MR: I came to the issue of climate change not as an environmentalist or a scientist or a specialist, I just saw it on the ground in the African countries I was working in when I was heading up Realizing Rights. Because we were looking at right to food, safe water, health and education, and I described what I call the “ah, but” sentence. My friend Constance in Northern Uganda would say to me, “Mary, when I was growing up, we were poor, but we had food, because we had predictable seasons. And, you know, things were okay. But for the last ten years,” that would have been in about 2008, she was saying that, “For the last ten years, we have had a complete change in our weather pattern. We now have long periods of drought and then we get flash flooding. It’s destroyed the school.” And she actually formed a women’s group to cope with that.

I hear this all over the world, weather conditions in vulnerable countries because they’re hit first. Where’s the justice in that? These are not people who drive cars, who use oil or gas or coal. They’re not responsible for the greenhouse gas emissions, and, yet, they’re the worst affected. That brought me to a notion of climate justice, which links climate and development, and which also has ideas about solutions. We have a world that’s so unequal that 2.6 billion out of the 7 billion in the world cook on open fires, ingest fumes that hurt, cut down trees to do that, and we need to have them have access to clean cookstoves.

RT: Another question that we actually ask everyone we speak to in these interviews is: how would you define peace and security? You have so much experience in this field going all the way back from when you were President of Ireland, how would you – based on those experiences, based on the women you’ve talked to around the world – how would you define peace and security?

“My definition [of peace and security] is broad, and it includes an enabling environment for potential, it includes equality, it includes participation, it includes voice, and it, in particular, takes away that fear of the gun, of the having to flee with your families, all the things that are associated with the negative aspects of undermining peace.”

 

MR: I would say that it’s certainly not just absence of violence, we all know that. It’s much more, it’s an enabling environment. When I ask poor women in a village what human rights means to them, the answer I get is, more or less: access to water, freedom from violence. What I like about what’s happening now in the Great Lakes is, thanks to a joint visit of the Secretary General and the President of the World Bank, we’re talking about peace and development together. I’m not going to try a word definition – there are plenty of good definitions out there – but my definition is broad, and it includes an enabling environment for potential, it includes equality, it includes participation, it includes voice, and it, in particular, takes away that fear of the gun, of the having to flee with your families, all the things that are associated with the negative aspects of undermining peace.

RT: Since you are one of the greatest voices in the human rights discourse today, I would say, what would you identify as the human rights cause of our time?

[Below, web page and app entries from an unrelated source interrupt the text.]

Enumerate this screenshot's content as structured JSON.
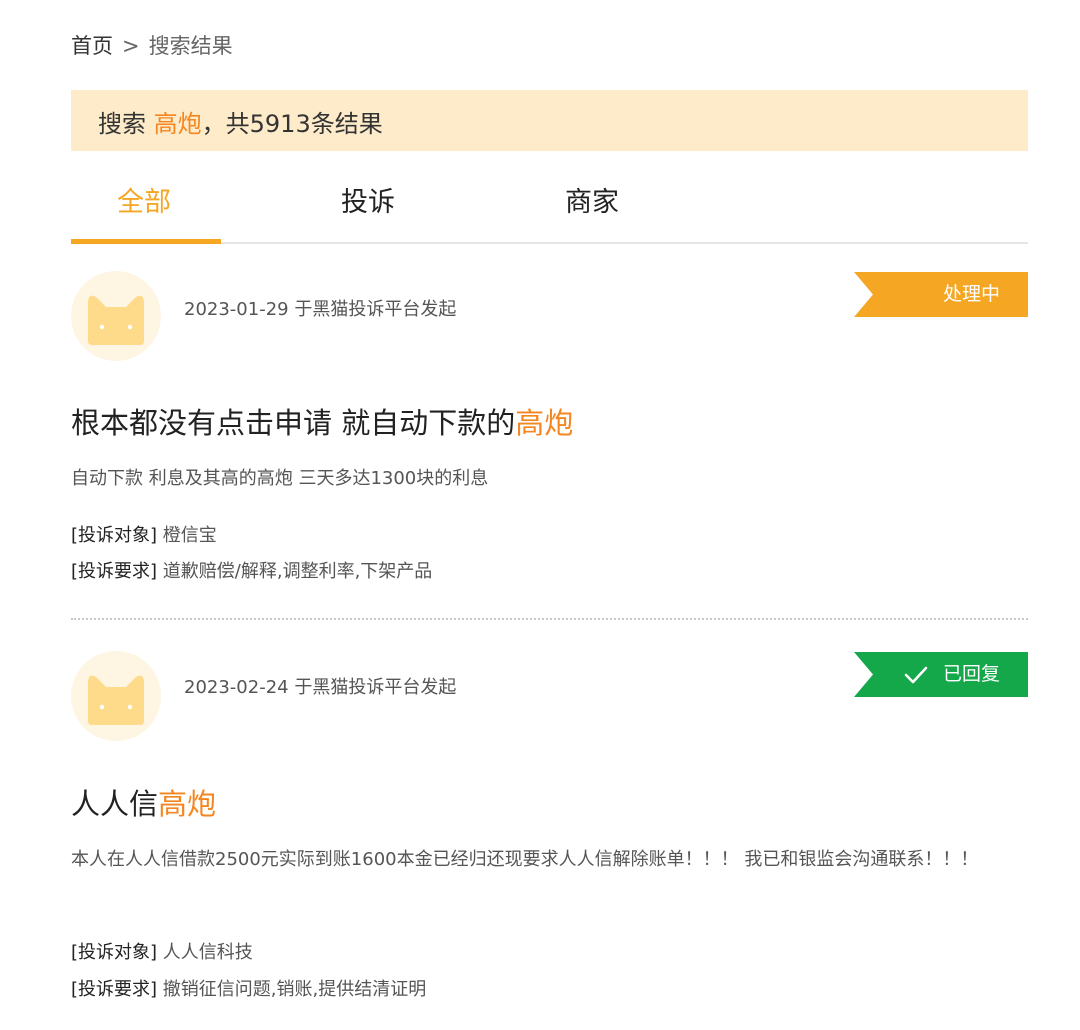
{
  "breadcrumb": {
    "home": "首页",
    "separator": ">",
    "current": "搜索结果"
  },
  "search": {
    "prefix": "搜索",
    "keyword": "高炮",
    "suffix": "，共5913条结果"
  },
  "tabs": [
    {
      "label": "全部",
      "active": true
    },
    {
      "label": "投诉",
      "active": false
    },
    {
      "label": "商家",
      "active": false
    }
  ],
  "results": [
    {
      "meta": "2023-01-29 于黑猫投诉平台发起",
      "status": {
        "label": "处理中",
        "color": "#f5a623",
        "icon": ""
      },
      "title_plain": "根本都没有点击申请 就自动下款的",
      "title_keyword": "高炮",
      "description": "自动下款 利息及其高的高炮 三天多达1300块的利息",
      "target_key": "[投诉对象]",
      "target": "橙信宝",
      "demand_key": "[投诉要求]",
      "demand": "道歉赔偿/解释,调整利率,下架产品"
    },
    {
      "meta": "2023-02-24 于黑猫投诉平台发起",
      "status": {
        "label": "已回复",
        "color": "#14a84a",
        "icon": "check-icon"
      },
      "title_plain": "人人信",
      "title_keyword": "高炮",
      "description": "本人在人人信借款2500元实际到账1600本金已经归还现要求人人信解除账单！！！ 我已和银监会沟通联系！！！",
      "target_key": "[投诉对象]",
      "target": "人人信科技",
      "demand_key": "[投诉要求]",
      "demand": "撤销征信问题,销账,提供结清证明"
    }
  ],
  "colors": {
    "accent": "#f5a623",
    "keyword": "#f5861f",
    "banner": "#fdebc9",
    "replied": "#14a84a"
  }
}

MR: Climate change is becoming one of the worst threats to human rights because it’s undermining food, it’s undermining water, it’s causing people to have to move from their homes in very dangerous situations. It’s predicted that by 2050, that’s thirty-seven year’s time, we could have 200 million climate-displaced people. We have no regime for them, they don’t come under refugees. So, I think it’s because it’s aggravating all the situations in the fragile and vulnerable states that are already affected. It’s the additional pressure that we’re not taking seriously. And there’s both the immediate climate justice and there’s the intergenerational justice.


Produced with support from Mara D’Amico and Laura Fairman.